> **Task to complete**
The copy you give must match the listing below exactly and contain no pictures.
———
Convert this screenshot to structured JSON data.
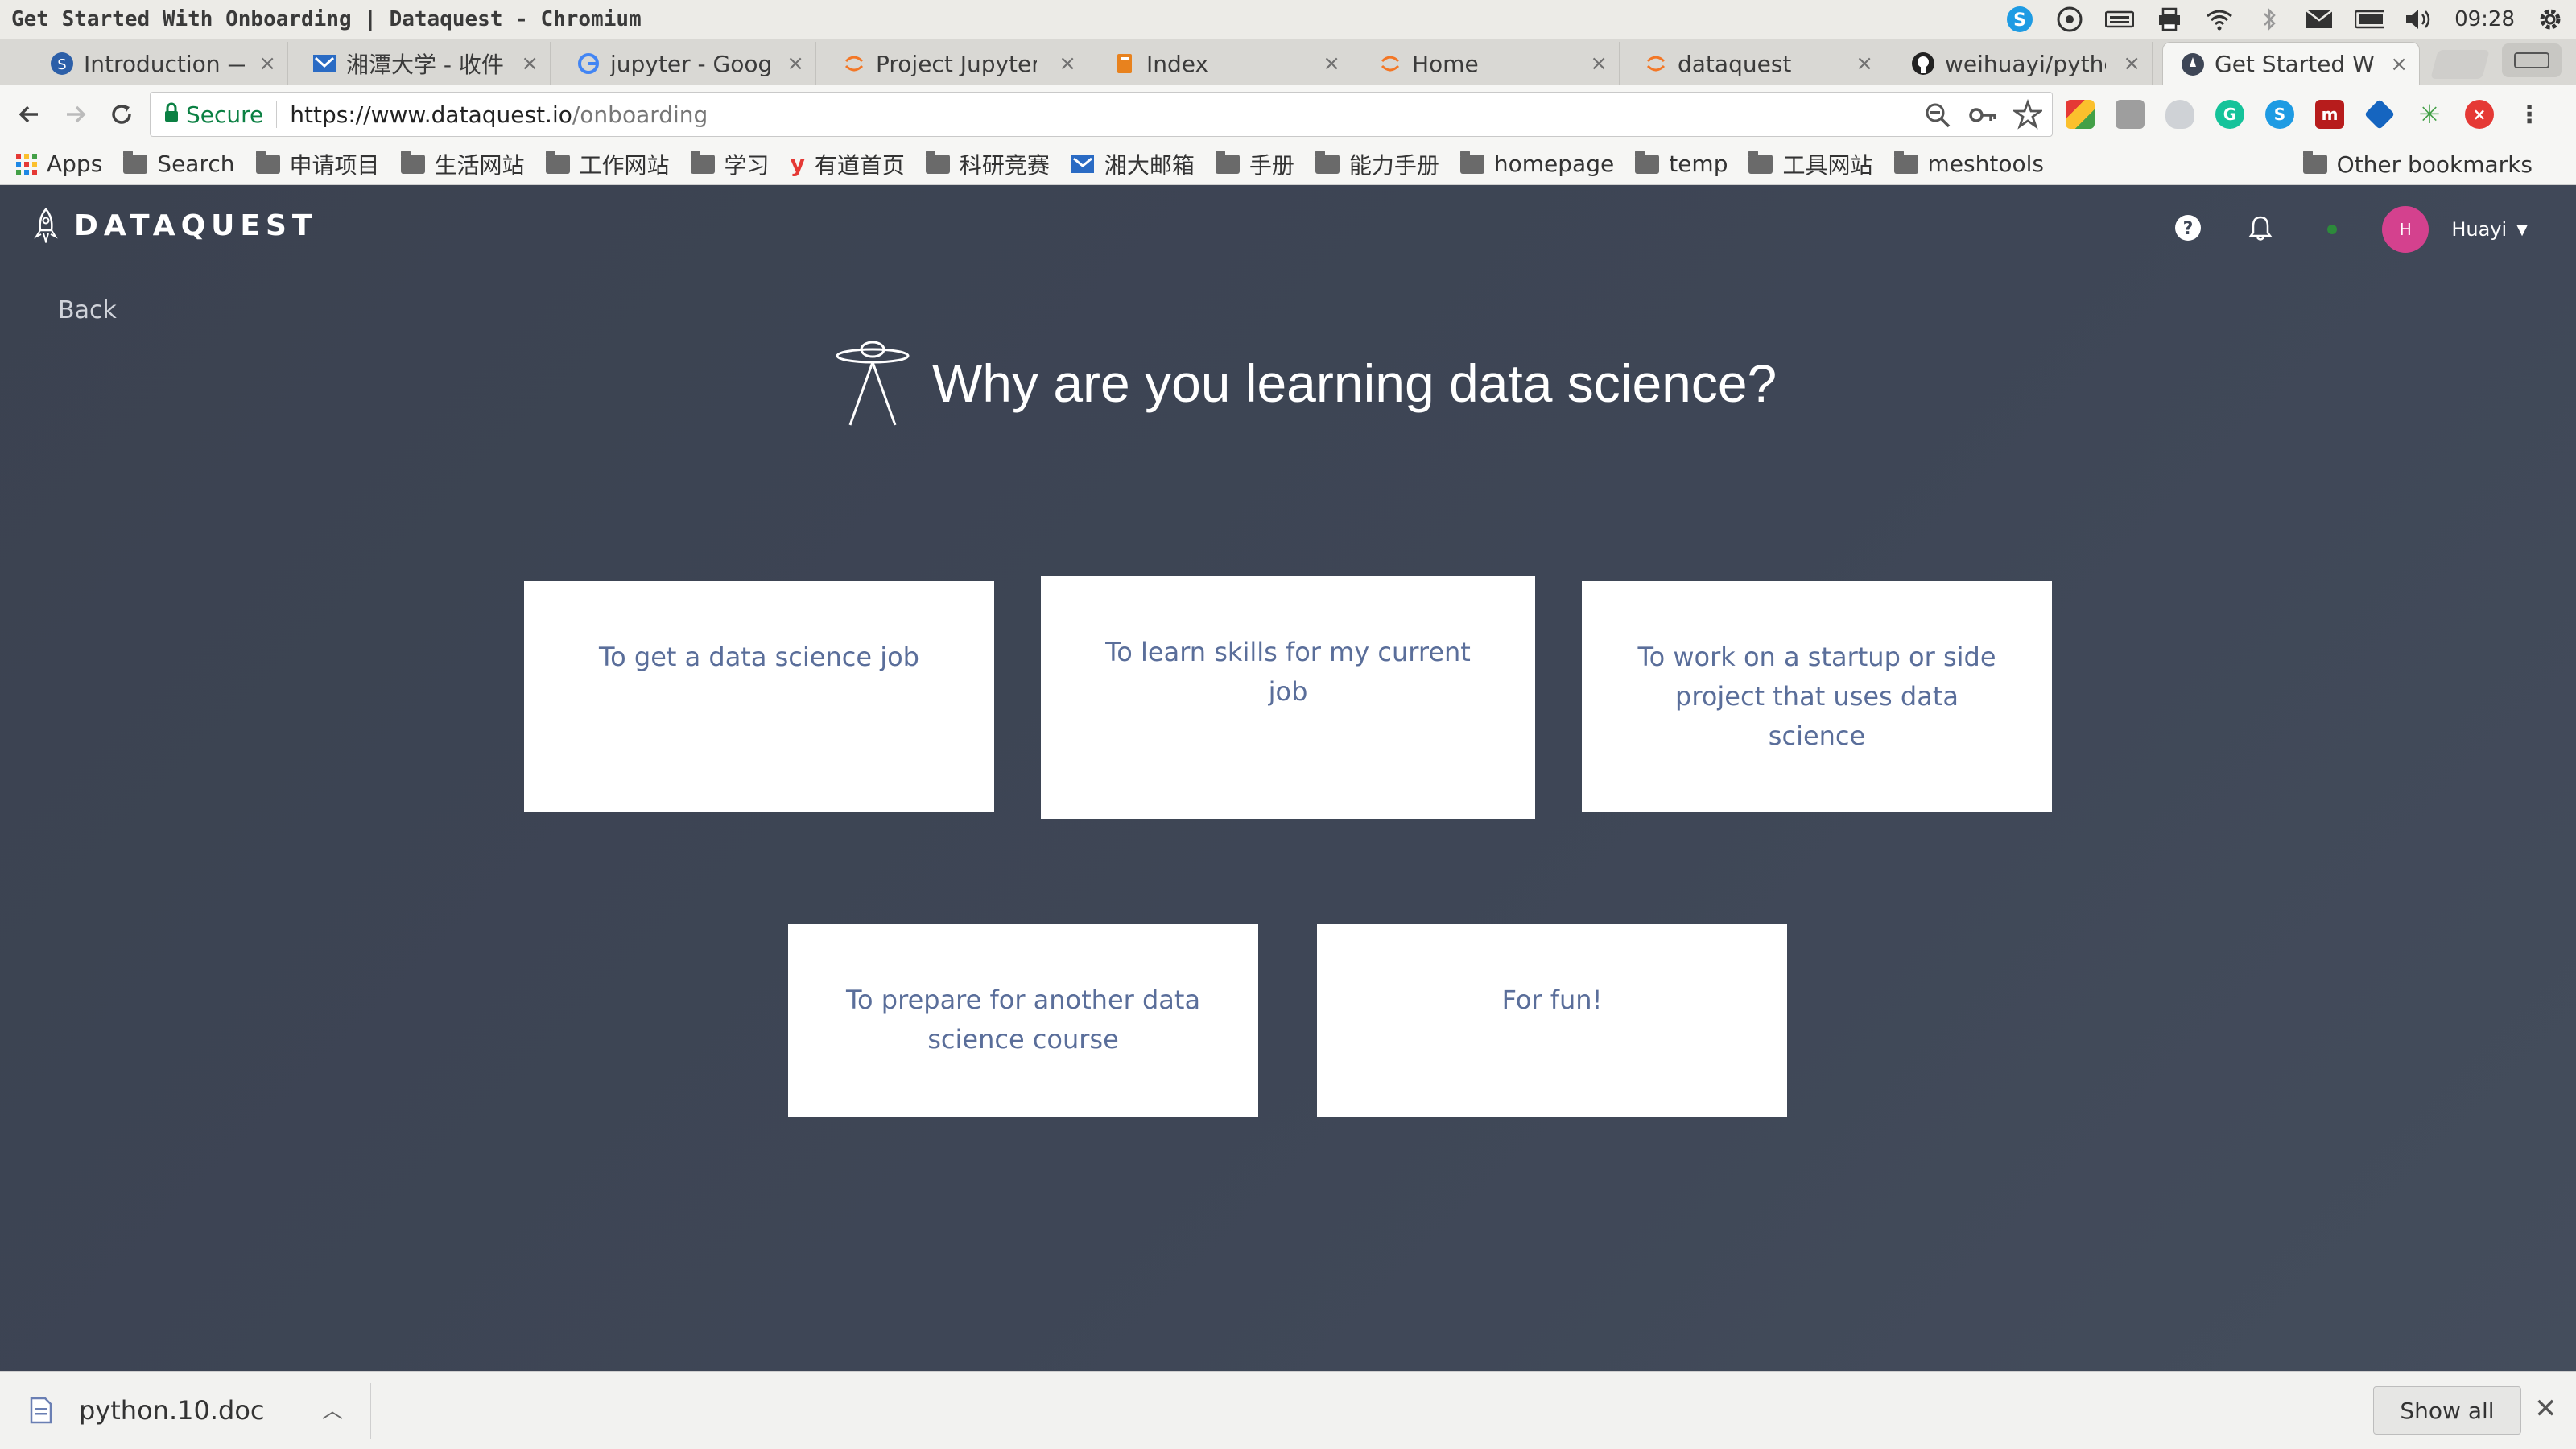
{
  "os": {
    "window_title": "Get Started With Onboarding | Dataquest - Chromium",
    "clock": "09:28",
    "tray_icons": [
      "skype-icon",
      "chrome-sync-icon",
      "keyboard-icon",
      "printer-icon",
      "wifi-icon",
      "bluetooth-icon",
      "mail-icon",
      "battery-icon",
      "volume-icon",
      "settings-gear-icon"
    ]
  },
  "tabs": [
    {
      "title": "Introduction —",
      "favicon": "dataquest-favicon"
    },
    {
      "title": "湘潭大学 - 收件",
      "favicon": "xtu-mail-favicon"
    },
    {
      "title": "jupyter - Googl",
      "favicon": "google-favicon"
    },
    {
      "title": "Project Jupyter",
      "favicon": "jupyter-favicon"
    },
    {
      "title": "Index",
      "favicon": "book-favicon"
    },
    {
      "title": "Home",
      "favicon": "jupyter-favicon"
    },
    {
      "title": "dataquest",
      "favicon": "jupyter-favicon"
    },
    {
      "title": "weihuayi/pytho",
      "favicon": "github-favicon"
    },
    {
      "title": "Get Started Wi",
      "favicon": "dataquest-favicon",
      "active": true
    }
  ],
  "toolbar": {
    "secure_label": "Secure",
    "url_host": "https://www.dataquest.io",
    "url_path": "/onboarding"
  },
  "bookmarks": {
    "apps_label": "Apps",
    "items": [
      "Search",
      "申请项目",
      "生活网站",
      "工作网站",
      "学习",
      "有道首页",
      "科研竞赛",
      "湘大邮箱",
      "手册",
      "能力手册",
      "homepage",
      "temp",
      "工具网站",
      "meshtools"
    ],
    "other_label": "Other bookmarks"
  },
  "header": {
    "brand": "DATAQUEST",
    "avatar_initial": "H",
    "user_name": "Huayi"
  },
  "page": {
    "back_label": "Back",
    "question": "Why are you learning data science?",
    "options": [
      "To get a data science job",
      "To learn skills for my current job",
      "To work on a startup or side project that uses data science",
      "To prepare for another data science course",
      "For fun!"
    ]
  },
  "downloads": {
    "file_name": "python.10.doc",
    "show_all_label": "Show all"
  },
  "colors": {
    "page_bg": "#3e4656",
    "option_text": "#5a6e9a",
    "avatar": "#d4418e",
    "secure": "#0b8043"
  }
}
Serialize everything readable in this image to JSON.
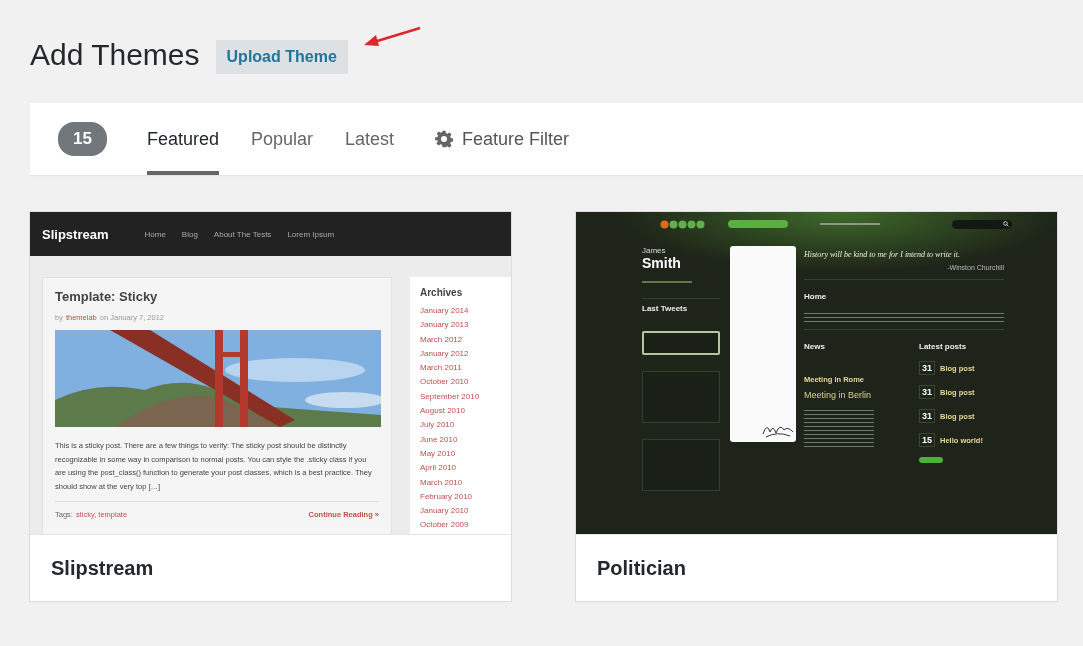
{
  "header": {
    "title": "Add Themes",
    "upload_button": "Upload Theme"
  },
  "filter_bar": {
    "count": "15",
    "tabs": [
      {
        "label": "Featured",
        "selected": true
      },
      {
        "label": "Popular",
        "selected": false
      },
      {
        "label": "Latest",
        "selected": false
      }
    ],
    "feature_filter": "Feature Filter"
  },
  "themes": [
    {
      "name": "Slipstream",
      "kind": "slipstream",
      "preview": {
        "site_title": "Slipstream",
        "nav": [
          "Home",
          "Blog",
          "About The Tests",
          "Lorem Ipsum"
        ],
        "post_title": "Template: Sticky",
        "byline_prefix": "by",
        "author": "themelab",
        "date": "on January 7, 2012",
        "excerpt": "This is a sticky post. There are a few things to verify: The sticky post should be distinctly recognizable in some way in comparison to normal posts. You can style the .sticky class if you are using the post_class() function to generate your post classes, which is a best practice. They should show at the very top […]",
        "tags_label": "Tags:",
        "tags": "sticky, template",
        "continue": "Continue Reading »",
        "archives_title": "Archives",
        "archives": [
          "January 2014",
          "January 2013",
          "March 2012",
          "January 2012",
          "March 2011",
          "October 2010",
          "September 2010",
          "August 2010",
          "July 2010",
          "June 2010",
          "May 2010",
          "April 2010",
          "March 2010",
          "February 2010",
          "January 2010",
          "October 2009"
        ]
      }
    },
    {
      "name": "Politician",
      "kind": "politician",
      "preview": {
        "first_name": "James",
        "last_name": "Smith",
        "tweets_heading": "Last Tweets",
        "quote": "History will be kind to me for I intend to write it.",
        "quote_author": "-Winston Churchill",
        "home_heading": "Home",
        "news_heading": "News",
        "news_item": "Meeting in Rome",
        "featured_title": "Meeting in Berlin",
        "latest_heading": "Latest posts",
        "posts": [
          {
            "day": "31",
            "title": "Blog post"
          },
          {
            "day": "31",
            "title": "Blog post"
          },
          {
            "day": "31",
            "title": "Blog post"
          },
          {
            "day": "15",
            "title": "Hello world!"
          }
        ]
      }
    }
  ]
}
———
> **Finished exercise**
Convert this screenshot to structured JSON data.
{
  "os": {
    "window_title": "Get Started With Onboarding | Dataquest - Chromium",
    "clock": "09:28",
    "tray_icons": [
      "skype-icon",
      "chrome-sync-icon",
      "keyboard-icon",
      "printer-icon",
      "wifi-icon",
      "bluetooth-icon",
      "mail-icon",
      "battery-icon",
      "volume-icon",
      "settings-gear-icon"
    ]
  },
  "tabs": [
    {
      "title": "Introduction —",
      "favicon": "dataquest-favicon"
    },
    {
      "title": "湘潭大学 - 收件",
      "favicon": "xtu-mail-favicon"
    },
    {
      "title": "jupyter - Googl",
      "favicon": "google-favicon"
    },
    {
      "title": "Project Jupyter",
      "favicon": "jupyter-favicon"
    },
    {
      "title": "Index",
      "favicon": "book-favicon"
    },
    {
      "title": "Home",
      "favicon": "jupyter-favicon"
    },
    {
      "title": "dataquest",
      "favicon": "jupyter-favicon"
    },
    {
      "title": "weihuayi/pytho",
      "favicon": "github-favicon"
    },
    {
      "title": "Get Started Wi",
      "favicon": "dataquest-favicon",
      "active": true
    }
  ],
  "toolbar": {
    "secure_label": "Secure",
    "url_host": "https://www.dataquest.io",
    "url_path": "/onboarding"
  },
  "bookmarks": {
    "apps_label": "Apps",
    "items": [
      "Search",
      "申请项目",
      "生活网站",
      "工作网站",
      "学习",
      "有道首页",
      "科研竞赛",
      "湘大邮箱",
      "手册",
      "能力手册",
      "homepage",
      "temp",
      "工具网站",
      "meshtools"
    ],
    "other_label": "Other bookmarks"
  },
  "header": {
    "brand": "DATAQUEST",
    "avatar_initial": "H",
    "user_name": "Huayi"
  },
  "page": {
    "back_label": "Back",
    "question": "Why are you learning data science?",
    "options": [
      "To get a data science job",
      "To learn skills for my current job",
      "To work on a startup or side project that uses data science",
      "To prepare for another data science course",
      "For fun!"
    ]
  },
  "downloads": {
    "file_name": "python.10.doc",
    "show_all_label": "Show all"
  },
  "colors": {
    "page_bg": "#3e4656",
    "option_text": "#5a6e9a",
    "avatar": "#d4418e",
    "secure": "#0b8043"
  }
}
Serialize everything readable in this image to JSON.
{
  "header": {
    "title": "Add Themes",
    "upload_button": "Upload Theme"
  },
  "filter_bar": {
    "count": "15",
    "tabs": [
      {
        "label": "Featured",
        "selected": true
      },
      {
        "label": "Popular",
        "selected": false
      },
      {
        "label": "Latest",
        "selected": false
      }
    ],
    "feature_filter": "Feature Filter"
  },
  "themes": [
    {
      "name": "Slipstream",
      "kind": "slipstream",
      "preview": {
        "site_title": "Slipstream",
        "nav": [
          "Home",
          "Blog",
          "About The Tests",
          "Lorem Ipsum"
        ],
        "post_title": "Template: Sticky",
        "byline_prefix": "by",
        "author": "themelab",
        "date": "on January 7, 2012",
        "excerpt": "This is a sticky post. There are a few things to verify: The sticky post should be distinctly recognizable in some way in comparison to normal posts. You can style the .sticky class if you are using the post_class() function to generate your post classes, which is a best practice. They should show at the very top […]",
        "tags_label": "Tags:",
        "tags": "sticky, template",
        "continue": "Continue Reading »",
        "archives_title": "Archives",
        "archives": [
          "January 2014",
          "January 2013",
          "March 2012",
          "January 2012",
          "March 2011",
          "October 2010",
          "September 2010",
          "August 2010",
          "July 2010",
          "June 2010",
          "May 2010",
          "April 2010",
          "March 2010",
          "February 2010",
          "January 2010",
          "October 2009"
        ]
      }
    },
    {
      "name": "Politician",
      "kind": "politician",
      "preview": {
        "first_name": "James",
        "last_name": "Smith",
        "tweets_heading": "Last Tweets",
        "quote": "History will be kind to me for I intend to write it.",
        "quote_author": "-Winston Churchill",
        "home_heading": "Home",
        "news_heading": "News",
        "news_item": "Meeting in Rome",
        "featured_title": "Meeting in Berlin",
        "latest_heading": "Latest posts",
        "posts": [
          {
            "day": "31",
            "title": "Blog post"
          },
          {
            "day": "31",
            "title": "Blog post"
          },
          {
            "day": "31",
            "title": "Blog post"
          },
          {
            "day": "15",
            "title": "Hello world!"
          }
        ]
      }
    }
  ]
}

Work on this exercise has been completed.